Why Isn’t One Treatment Program Enough to Cure Addiction?

Addiction is a chronic disease, and unfortunately, this means many individuals who become addicts will struggle with their substance use disorder for years and perhaps even for the rest of their lives. This is a serious issue and, as such, may require treatment at many different stages in one’s recovery. Most patients need long-term or repeated care to stop using completely and recover their lives.

Addiction usually isn’t cured with one treatment program or even more than one. However, because these programs are effective for helping patients create better behaviors and live healthier lives, revisiting them from time to time can be extremely beneficial to one’s overall recovery. Most people will not need to be in rehab for their entire lives, but participating in additional programs after being in recovery for a time can allow someone to build a healthier––and safer––long-term recovery for themselves.

Should I Go Back to Rehab?

The decision to go back to rehab––and when––can be a difficult one and should not be taken lightly. It is important to consider your needs for treatment just as you did when you first attend rehab and to ask yourself what you believe going back to a rehab program could do to help you in your recovery.

Here are some reasons why a person may consider returning to rehab. If these apply to you, it could, in fact, be an extremely helpful option for your long-term recovery.

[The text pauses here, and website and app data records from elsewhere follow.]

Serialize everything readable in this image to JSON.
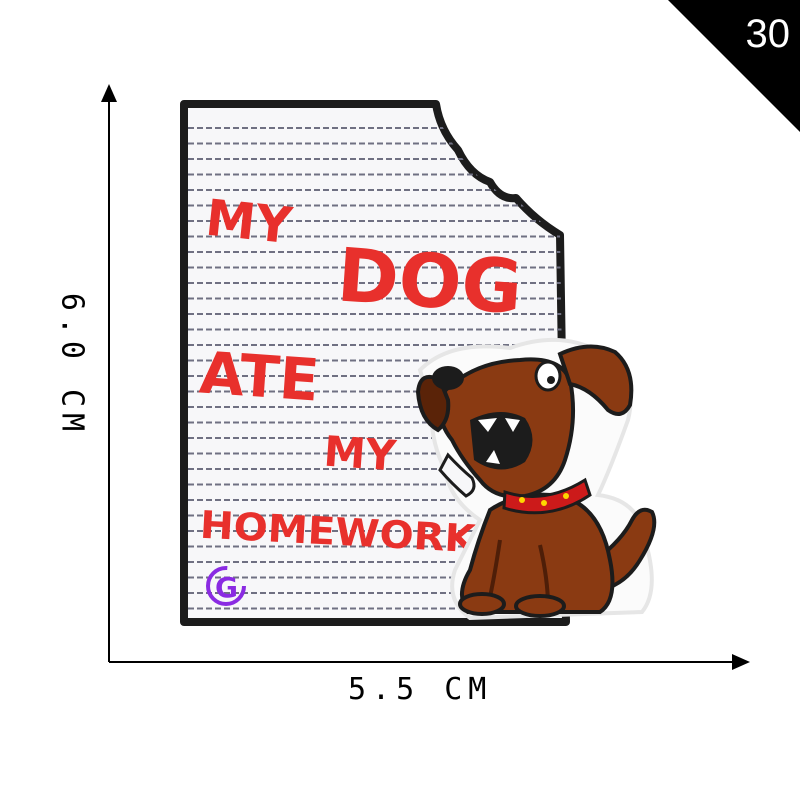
{
  "badge": {
    "number": "30",
    "color": "#000000"
  },
  "dimensions": {
    "width": "5.5 CM",
    "height": "6.0 CM"
  },
  "patch": {
    "text_lines": [
      "MY",
      "DOG",
      "ATE",
      "MY",
      "HOMEWORK"
    ],
    "logo": "G",
    "colors": {
      "paper": "#f7f7f9",
      "border": "#1c1c1c",
      "lines": "#6f7082",
      "text": "#e8302c",
      "dog": "#8a3a12",
      "dog_dark": "#4e1e08",
      "collar": "#cc1a1a",
      "logo": "#8a2be2"
    }
  }
}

  • The threat of relapse: This is perhaps the number one reason why many individuals choose to return to rehab. Relapse among substance abusers is common, even later in one’s treatment, and while this does not mean that treatment has failed, it can mean that a person could use a refresher course. There are a million reasons why a person might relapse or experience the threat of a relapse, and seeking treatment is a good way to find out what the reasons are.
  • Changes in life: When an individual has a life change (like a change of job, moving, etc.), it can be extremely stressful. You may want to return to your old regimen of therapy or another option in order to help you through this difficult time.
  • Refreshing lessons learned in treatment: We all need refresher courses from time to time, especially if we have been away from something for a long while and gotten rusty. Rehab can be this option for someone who needs to be reminded of the lessons they learned in treatment.
  • Change in emotions or mental health: If you have noticed that your mental and emotional health is not as strong as it once was, going back to rehab could be a beneficial way to avoid any dangerous side effects of this issue (including relapse), as well as a way to examine and solve any psychological problems you may be having.
  • Need for Support: Some individuals return to rehab because they are in need of more support than they currently have. This can be a great way to strengthen your social support system, especially if it has been lacking lately, and to remind yourself that there are people who care about your recovery and your ability to avoid drug abuse.

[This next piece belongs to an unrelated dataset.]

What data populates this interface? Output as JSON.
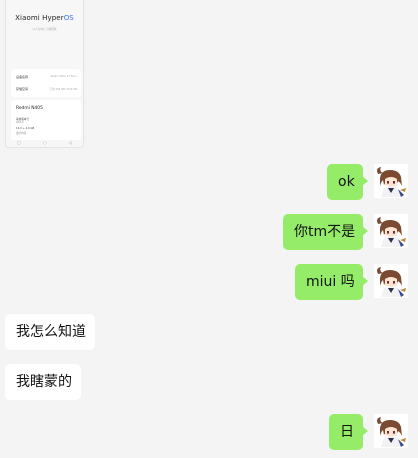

The best way to know if it’s time to go back to rehab, though, is if you truly feel that it will help you. If you do, don’t hesitate, and get the help you need today.

How Our Helpline Works

For those seeking addiction treatment for themselves or a loved one, the Addictions.com helpline is a private and convenient solution.

Calls to any general helpline (non-facility specific 1-8XX numbers) for your visit will be answered by American Addiction Centers (AAC).

We are standing by 24/7 to discuss your treatment options. Our representatives work solely for AAC and will discuss whether an AAC facility may be an option for you. Our helpline is offered at no cost to you and with no obligation to enter into treatment. Neither Addictions.com nor AAC receives any commission or other fee that is dependent upon which treatment provider a visitor may ultimately choose.

For more information on AAC’s commitment to ethical marketing and treatment practices, or to learn more about how to select a treatment provider, visit our About AAC page. If you wish to explore additional treatment options or connect with a specific rehab center, you can browse top-rated listings or visit SAMHSA.